India have been offered the armed version of Guardian unmanned drones by the United States, the acquisition of which has been under discussion for almost a year now.India is the only third country and the first non-NATO member country for this offer.
Technical briefings have taken place and discussion are now underway for determining the number of drones that India would like to purchase.
The only other countries offered the armed drones are the United Kingdom and Italy. Both of them are the NATO partners of the US.
At first India was offered General Atomics’ unarmed MQ-9 Guardian drones for maritime surveillance and approved the sale of 22 to the country. The offer has been made during the Prime Minister Narendra Modi’s visit to Washington in 2017 for his first meeting with US President Donald Trump.
But India was more interested in armed version of the drone — Predator-B — which the United States agreed to “about a year ago”, as had been reported by news agencies.
However, there is no progress in the other offers made by the US regarding Terminal High Altitude Area Defence and Patriot-3 missile defence systems to dissuade India from purchasing Russian S-400s.
Indian purchases of US defence materials have gone up from zero in 2008 to $15 billion(1500 crores) in 2019. Recent buys include MH-60R Seahawk helicopters ($2.6 billion,260 crore in Indian value), Apache helicopters ($2.3 billion,230 crore in Indian value), P-8I maritime patrol aircraft ($3 billion,300 crore in Indian value), and M777 howitzers ($737 million,73.7 crore in Indian value), according to the state department.
India was the first non-treaty partner to be offered a MTCR Category-1 Unmanned Aerial System – the Sea Guardian UAS manufactured by General Atomics.

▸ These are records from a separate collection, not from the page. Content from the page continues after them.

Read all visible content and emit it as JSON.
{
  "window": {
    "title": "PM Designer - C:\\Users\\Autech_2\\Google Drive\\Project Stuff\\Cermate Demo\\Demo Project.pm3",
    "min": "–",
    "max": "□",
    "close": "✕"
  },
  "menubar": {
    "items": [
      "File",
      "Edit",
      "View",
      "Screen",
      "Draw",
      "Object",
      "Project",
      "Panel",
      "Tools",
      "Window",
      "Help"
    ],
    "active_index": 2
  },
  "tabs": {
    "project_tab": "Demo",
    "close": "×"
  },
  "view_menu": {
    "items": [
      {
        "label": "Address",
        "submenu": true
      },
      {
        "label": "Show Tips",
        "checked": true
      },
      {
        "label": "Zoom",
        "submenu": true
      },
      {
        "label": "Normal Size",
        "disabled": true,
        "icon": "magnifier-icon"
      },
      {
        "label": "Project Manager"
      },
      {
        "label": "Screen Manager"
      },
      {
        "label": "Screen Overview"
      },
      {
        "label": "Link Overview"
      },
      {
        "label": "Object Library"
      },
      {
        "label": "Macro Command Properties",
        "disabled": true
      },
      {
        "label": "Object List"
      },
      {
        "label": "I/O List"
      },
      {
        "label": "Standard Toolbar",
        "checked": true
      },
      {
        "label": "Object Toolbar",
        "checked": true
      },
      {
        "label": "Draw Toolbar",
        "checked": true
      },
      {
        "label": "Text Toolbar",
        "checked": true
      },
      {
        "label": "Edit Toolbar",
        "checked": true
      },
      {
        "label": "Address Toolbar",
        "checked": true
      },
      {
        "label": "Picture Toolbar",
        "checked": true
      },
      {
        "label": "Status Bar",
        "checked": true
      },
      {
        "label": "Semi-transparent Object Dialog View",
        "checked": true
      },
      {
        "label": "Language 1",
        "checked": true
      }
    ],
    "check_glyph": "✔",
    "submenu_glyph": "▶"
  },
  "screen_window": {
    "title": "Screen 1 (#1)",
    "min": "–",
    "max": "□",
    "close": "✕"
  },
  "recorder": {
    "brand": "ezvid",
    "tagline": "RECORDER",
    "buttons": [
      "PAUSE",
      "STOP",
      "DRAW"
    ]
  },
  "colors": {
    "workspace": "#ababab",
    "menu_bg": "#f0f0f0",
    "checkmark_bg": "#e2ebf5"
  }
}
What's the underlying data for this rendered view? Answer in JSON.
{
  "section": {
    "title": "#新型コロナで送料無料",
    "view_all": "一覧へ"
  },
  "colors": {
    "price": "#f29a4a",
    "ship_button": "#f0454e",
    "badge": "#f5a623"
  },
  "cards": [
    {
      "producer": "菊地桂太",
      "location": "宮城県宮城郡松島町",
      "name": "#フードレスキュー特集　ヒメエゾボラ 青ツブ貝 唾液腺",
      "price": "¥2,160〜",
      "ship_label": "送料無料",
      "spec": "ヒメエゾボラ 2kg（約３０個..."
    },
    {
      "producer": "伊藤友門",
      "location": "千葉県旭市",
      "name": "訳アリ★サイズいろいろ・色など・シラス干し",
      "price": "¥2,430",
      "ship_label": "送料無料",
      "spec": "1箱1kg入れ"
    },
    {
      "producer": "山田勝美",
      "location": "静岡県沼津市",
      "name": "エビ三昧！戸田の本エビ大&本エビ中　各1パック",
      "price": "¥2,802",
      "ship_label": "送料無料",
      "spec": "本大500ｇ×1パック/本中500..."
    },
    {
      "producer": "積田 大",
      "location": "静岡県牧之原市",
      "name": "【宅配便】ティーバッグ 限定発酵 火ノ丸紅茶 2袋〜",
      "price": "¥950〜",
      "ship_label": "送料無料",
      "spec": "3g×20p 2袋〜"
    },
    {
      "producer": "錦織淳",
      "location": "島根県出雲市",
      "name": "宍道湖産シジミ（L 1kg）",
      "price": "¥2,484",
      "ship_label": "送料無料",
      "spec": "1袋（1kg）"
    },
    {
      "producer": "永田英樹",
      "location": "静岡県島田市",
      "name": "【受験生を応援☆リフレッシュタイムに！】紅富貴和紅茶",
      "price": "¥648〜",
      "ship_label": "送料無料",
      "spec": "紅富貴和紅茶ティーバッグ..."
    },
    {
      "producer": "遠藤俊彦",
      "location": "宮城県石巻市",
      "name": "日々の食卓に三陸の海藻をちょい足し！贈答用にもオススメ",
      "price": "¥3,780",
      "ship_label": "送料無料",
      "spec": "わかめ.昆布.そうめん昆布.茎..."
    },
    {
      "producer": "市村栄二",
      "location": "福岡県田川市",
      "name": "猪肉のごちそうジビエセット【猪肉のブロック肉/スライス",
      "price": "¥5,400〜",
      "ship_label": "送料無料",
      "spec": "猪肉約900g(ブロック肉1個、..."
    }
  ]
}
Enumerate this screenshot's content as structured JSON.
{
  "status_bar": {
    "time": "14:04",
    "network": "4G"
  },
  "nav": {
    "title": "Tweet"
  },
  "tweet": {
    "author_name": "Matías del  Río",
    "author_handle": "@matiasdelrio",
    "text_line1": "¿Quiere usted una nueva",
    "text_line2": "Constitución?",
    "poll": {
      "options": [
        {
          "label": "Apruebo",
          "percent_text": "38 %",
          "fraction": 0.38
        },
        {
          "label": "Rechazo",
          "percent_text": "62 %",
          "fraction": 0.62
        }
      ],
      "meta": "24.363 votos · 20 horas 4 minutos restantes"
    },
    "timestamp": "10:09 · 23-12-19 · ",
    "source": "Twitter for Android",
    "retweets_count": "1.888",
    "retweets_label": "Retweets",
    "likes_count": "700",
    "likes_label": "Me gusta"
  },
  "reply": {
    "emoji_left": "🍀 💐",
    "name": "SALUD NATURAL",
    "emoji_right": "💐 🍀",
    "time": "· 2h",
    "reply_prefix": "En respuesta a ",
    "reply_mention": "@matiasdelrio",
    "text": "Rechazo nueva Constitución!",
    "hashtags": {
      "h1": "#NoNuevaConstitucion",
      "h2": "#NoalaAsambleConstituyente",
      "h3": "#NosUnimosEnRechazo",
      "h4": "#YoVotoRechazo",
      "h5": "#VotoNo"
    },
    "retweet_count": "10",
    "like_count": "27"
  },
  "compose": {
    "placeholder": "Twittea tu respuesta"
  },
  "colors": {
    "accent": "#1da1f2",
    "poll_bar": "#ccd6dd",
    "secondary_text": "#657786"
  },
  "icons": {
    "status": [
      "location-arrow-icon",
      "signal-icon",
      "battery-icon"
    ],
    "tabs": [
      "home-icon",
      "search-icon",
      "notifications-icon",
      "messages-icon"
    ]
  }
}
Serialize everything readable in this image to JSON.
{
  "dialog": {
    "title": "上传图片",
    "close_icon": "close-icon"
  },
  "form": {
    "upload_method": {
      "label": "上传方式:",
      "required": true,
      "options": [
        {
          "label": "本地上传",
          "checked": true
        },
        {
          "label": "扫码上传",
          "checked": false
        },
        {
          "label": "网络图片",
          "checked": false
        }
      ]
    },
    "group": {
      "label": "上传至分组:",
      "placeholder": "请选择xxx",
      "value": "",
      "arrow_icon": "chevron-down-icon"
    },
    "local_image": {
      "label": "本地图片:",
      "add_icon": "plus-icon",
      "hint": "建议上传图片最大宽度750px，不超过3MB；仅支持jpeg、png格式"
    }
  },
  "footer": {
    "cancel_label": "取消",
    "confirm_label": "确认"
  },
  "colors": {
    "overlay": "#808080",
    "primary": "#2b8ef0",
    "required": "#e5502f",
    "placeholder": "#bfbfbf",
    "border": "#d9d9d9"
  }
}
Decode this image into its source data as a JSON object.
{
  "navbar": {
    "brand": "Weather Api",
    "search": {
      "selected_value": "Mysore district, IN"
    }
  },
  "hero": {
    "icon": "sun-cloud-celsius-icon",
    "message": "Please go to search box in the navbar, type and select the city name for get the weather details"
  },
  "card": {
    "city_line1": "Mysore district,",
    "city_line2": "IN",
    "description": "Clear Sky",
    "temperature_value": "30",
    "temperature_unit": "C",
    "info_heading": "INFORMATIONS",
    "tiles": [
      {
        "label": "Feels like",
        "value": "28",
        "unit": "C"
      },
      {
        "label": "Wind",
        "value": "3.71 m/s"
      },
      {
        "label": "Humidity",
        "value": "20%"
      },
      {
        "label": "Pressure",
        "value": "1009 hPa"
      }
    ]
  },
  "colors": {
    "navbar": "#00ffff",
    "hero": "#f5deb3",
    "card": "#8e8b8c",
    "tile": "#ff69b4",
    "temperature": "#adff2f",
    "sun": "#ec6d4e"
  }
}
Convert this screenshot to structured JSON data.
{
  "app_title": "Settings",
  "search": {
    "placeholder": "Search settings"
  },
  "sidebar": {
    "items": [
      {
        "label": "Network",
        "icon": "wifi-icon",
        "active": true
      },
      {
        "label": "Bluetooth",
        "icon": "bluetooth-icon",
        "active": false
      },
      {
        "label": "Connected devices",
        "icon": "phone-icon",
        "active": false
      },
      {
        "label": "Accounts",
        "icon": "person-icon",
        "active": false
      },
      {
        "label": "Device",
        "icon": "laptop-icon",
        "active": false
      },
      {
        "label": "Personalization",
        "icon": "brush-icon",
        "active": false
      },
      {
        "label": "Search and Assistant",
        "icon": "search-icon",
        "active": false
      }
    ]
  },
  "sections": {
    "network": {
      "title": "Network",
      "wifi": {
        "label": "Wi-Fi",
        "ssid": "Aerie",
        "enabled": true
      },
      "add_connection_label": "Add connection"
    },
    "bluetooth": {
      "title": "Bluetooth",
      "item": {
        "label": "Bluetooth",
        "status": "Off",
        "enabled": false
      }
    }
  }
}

India asked for armed drones and now discussions are now going on for its acquisition.